The main focus of the month was undoubtedly the UK’s vote to leave the EU. Subsequent political events paid tribute to Machiavelli and were beyond parody but have resulted in Theresa May becoming Prime Minister earlier than expected and mob-rule in the Labour party.
Stock-markets moved higher in anticipation of a vote to remain in the EU; the sell-off in response to the Leave-vote was sharp but not cataclysmic, and was generally short-lived with the currency taking the biggest hit. There has been a stark contrast between the rise in the internationally-biased FTSE 100 index, up 5% since the vote, and the 3% decline in the mid-cap FTSE 250 index, which features companies more directly exposed to the UK economy. The drop in sterling to 31-year lows resulted in overseas stock-market gains of 10-15% in sterling terms.
Central banks were quick to announce supportive measures for markets and the banking system; in addition, governor Mark Carney hinted that the deteriorating economic outlook would be likely to result in the Bank of England taking action to ease conditions over the summer.
One of the more immediate consequences of Brexit was the turmoil in UK commercial property funds. Initially funds called in independent experts to assess the likely impact on valuations post-referendum; this resulted in downward revisions in the region of 5%, which led to panic-selling amongst investors. We don’t yet know the amounts involved but they were deemed large enough to cause funds to temporarily suspend dealing in order to protect existing unit-holders from fire-sale prices.
So the UK survived Brexit! OK, our holidays might now be more Butlin’s than Florida but we have the golden scenario of a lower currency and record low interest rates to help industry. Oh, and shares have (generally) rallied well, especially overseas holdings in sterling terms. But let’s not get too carried away.
It’s a tired old phrase, but stock markets hate uncertainty; they even prefer bad news because at least then they know what they’re dealing with. At the moment life is just a little more certain in that we now know the UK will attempt to leave the EU and that it has a new Prime Minister committed to some form of Brexit. This, plus the expectation of further central bank stimulus and interest rates remaining lower for longer, is driving shares and bonds higher.
But lest we forget, the US Federal Reserve is still committed to raising rates (at some point), and the most recent stronger than expected jobs data from the US will only strengthen their case. Closer to home a potential banking crisis is smouldering in Italy that might pit prime minister Renzi against his Eurocrat rulers. Further, the Eurozone has just announced that it will issue sanctions against Spain and Portugal (but not Italy and France) for making insufficient effort to cut their budget deficits.
The UK might well fall into recession; no-one can be sure but it’s reasonable to assume that, at the margin, some projects will be scrapped and others put on hold until there is more idea of what form future trade agreements will take.

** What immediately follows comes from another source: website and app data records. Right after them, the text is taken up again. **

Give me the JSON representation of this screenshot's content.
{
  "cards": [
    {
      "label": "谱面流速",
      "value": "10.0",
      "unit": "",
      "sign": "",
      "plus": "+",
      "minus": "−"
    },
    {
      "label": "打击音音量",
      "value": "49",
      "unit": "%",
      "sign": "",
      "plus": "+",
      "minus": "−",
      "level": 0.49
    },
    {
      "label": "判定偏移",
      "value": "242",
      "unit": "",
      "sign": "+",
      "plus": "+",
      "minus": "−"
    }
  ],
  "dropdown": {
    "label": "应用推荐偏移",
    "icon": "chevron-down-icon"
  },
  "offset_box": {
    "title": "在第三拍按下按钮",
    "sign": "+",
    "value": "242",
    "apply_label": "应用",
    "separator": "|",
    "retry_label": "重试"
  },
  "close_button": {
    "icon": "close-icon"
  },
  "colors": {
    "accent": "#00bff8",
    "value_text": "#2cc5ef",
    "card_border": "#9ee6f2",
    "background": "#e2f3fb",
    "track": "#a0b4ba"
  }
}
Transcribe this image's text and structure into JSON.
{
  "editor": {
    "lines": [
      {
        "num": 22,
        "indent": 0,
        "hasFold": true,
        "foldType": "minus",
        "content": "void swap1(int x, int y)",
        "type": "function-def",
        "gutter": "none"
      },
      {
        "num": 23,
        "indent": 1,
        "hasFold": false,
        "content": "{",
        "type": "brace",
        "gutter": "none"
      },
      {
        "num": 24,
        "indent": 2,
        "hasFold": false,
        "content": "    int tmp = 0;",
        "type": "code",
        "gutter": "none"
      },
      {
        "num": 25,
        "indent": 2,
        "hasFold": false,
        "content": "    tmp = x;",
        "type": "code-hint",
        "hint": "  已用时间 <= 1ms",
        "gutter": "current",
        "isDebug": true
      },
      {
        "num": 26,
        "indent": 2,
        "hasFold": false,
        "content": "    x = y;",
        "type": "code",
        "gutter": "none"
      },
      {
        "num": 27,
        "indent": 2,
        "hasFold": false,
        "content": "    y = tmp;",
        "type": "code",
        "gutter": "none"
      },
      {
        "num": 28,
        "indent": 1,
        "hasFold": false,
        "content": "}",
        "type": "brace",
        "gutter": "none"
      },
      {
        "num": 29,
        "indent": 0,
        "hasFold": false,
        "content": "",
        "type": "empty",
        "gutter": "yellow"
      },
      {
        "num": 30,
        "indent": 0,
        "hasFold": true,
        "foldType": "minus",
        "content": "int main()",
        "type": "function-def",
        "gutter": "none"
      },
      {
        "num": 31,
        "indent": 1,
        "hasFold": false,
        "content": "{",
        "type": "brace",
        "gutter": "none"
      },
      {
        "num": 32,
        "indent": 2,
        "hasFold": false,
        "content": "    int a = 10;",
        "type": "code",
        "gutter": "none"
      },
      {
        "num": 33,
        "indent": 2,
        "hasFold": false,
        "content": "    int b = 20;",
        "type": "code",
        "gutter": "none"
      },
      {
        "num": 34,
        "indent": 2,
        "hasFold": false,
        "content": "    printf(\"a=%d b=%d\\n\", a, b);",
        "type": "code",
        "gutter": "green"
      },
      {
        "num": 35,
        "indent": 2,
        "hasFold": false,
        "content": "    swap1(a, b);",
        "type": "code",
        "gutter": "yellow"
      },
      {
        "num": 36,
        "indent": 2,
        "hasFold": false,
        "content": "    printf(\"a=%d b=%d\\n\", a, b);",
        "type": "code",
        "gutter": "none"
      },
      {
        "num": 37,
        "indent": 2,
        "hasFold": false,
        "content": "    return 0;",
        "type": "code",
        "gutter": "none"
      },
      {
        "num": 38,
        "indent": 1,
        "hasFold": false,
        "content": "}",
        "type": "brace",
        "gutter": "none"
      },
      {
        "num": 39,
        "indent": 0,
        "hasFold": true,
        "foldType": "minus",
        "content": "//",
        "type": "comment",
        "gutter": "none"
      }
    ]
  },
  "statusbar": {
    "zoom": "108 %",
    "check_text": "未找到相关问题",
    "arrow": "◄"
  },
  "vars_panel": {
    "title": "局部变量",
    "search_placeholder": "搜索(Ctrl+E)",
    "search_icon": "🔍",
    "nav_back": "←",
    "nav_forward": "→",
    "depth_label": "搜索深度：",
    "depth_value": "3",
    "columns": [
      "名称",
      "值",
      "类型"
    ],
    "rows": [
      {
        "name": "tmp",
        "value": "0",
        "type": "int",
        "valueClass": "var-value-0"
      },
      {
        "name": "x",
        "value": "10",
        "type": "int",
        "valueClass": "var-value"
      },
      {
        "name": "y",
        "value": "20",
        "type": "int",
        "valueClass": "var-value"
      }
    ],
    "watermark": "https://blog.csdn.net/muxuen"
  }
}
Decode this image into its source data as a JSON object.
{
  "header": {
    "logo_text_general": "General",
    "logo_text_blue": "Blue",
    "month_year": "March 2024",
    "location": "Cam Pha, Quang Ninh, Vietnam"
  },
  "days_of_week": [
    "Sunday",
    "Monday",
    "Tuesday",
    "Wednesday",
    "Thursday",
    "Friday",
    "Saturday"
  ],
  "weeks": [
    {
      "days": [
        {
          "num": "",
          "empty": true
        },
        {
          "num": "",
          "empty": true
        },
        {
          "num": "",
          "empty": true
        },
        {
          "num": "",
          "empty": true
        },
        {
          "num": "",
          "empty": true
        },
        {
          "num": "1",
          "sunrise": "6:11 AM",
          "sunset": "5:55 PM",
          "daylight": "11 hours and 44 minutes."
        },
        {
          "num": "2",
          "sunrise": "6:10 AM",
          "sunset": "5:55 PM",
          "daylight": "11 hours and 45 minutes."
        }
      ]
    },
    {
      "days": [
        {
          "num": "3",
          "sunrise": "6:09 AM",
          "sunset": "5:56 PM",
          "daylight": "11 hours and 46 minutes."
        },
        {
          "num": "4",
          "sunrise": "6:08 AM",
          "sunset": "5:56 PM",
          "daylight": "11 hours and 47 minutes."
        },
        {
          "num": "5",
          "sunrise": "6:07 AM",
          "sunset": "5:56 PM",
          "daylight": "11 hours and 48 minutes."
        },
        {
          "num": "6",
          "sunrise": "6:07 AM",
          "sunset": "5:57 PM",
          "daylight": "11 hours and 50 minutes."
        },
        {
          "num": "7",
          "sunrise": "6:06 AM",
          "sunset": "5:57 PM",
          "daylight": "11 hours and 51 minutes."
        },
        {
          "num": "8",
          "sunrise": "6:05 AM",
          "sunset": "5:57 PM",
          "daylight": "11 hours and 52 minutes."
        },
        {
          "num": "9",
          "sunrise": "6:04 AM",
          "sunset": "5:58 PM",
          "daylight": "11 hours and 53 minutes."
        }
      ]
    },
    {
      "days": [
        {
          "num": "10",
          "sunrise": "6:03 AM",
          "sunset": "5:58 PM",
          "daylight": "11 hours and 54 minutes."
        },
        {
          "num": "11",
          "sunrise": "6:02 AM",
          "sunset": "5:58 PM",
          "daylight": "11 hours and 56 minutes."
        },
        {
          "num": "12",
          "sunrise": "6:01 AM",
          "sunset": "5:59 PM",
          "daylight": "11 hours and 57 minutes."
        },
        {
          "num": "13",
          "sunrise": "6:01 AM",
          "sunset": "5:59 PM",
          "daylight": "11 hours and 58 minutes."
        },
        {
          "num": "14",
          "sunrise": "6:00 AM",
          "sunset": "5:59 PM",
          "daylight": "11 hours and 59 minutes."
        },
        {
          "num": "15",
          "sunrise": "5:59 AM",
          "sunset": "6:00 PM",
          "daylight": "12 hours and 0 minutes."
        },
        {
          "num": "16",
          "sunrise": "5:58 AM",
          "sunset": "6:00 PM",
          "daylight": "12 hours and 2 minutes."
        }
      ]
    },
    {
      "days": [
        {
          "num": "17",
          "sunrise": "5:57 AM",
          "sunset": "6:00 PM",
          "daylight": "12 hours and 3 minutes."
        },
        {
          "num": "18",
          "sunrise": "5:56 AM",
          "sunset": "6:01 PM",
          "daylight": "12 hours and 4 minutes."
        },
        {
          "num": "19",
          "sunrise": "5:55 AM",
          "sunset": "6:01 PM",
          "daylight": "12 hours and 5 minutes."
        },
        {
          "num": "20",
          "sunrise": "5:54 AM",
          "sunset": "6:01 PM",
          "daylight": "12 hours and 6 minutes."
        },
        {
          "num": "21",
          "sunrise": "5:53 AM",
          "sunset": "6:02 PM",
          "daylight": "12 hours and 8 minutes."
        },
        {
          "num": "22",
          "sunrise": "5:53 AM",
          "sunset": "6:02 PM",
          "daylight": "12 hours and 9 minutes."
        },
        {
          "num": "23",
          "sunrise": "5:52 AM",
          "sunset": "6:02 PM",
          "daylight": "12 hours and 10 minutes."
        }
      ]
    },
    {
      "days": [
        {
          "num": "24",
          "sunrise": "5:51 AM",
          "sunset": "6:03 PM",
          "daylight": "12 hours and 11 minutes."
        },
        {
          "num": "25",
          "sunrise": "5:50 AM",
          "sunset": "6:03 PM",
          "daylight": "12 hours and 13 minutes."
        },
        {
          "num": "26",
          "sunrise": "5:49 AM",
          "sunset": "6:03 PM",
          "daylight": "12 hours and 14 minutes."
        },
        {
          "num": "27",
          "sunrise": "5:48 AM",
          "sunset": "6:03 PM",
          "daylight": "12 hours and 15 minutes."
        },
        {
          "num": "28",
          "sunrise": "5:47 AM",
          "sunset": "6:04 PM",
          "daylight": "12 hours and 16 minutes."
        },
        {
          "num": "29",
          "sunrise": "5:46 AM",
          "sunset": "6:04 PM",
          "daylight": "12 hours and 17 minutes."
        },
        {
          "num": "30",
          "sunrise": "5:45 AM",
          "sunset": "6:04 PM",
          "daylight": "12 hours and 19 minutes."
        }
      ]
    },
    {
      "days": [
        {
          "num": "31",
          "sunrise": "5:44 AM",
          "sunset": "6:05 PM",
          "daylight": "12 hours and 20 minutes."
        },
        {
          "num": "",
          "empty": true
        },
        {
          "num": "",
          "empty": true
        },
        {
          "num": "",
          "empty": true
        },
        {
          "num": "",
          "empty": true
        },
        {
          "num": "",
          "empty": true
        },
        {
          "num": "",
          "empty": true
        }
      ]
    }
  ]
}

And still in the background remain two fundamental concerns; firstly, that there is too much debt around the world and secondly that few, if any, assets look compelling when valued on current earnings. Further central bank support (interference?) may well accentuate this without solving the problem of returning confidence to the economy, rather than stock-markets.
We used the sharp fall in the currency to switch our weighting in Japan into a similar fund but without exposure to the Yen. This will benefit if sterling recovers against the Yen in the future.
We locked in some profits on our UK income funds, reducing the weighting in favour of a low-cost FTSE 100 tracker, which could benefit if focus remains on companies with international earnings.
We also took advantage of the post-referendum rally to raise our cash weighting by 2-3% by halving our holding in Liontrust Special Situations fund.
Gold has continued to trade higher and remains a useful hedge against the perceived failure of central bank policies and the general uncertainty ahead.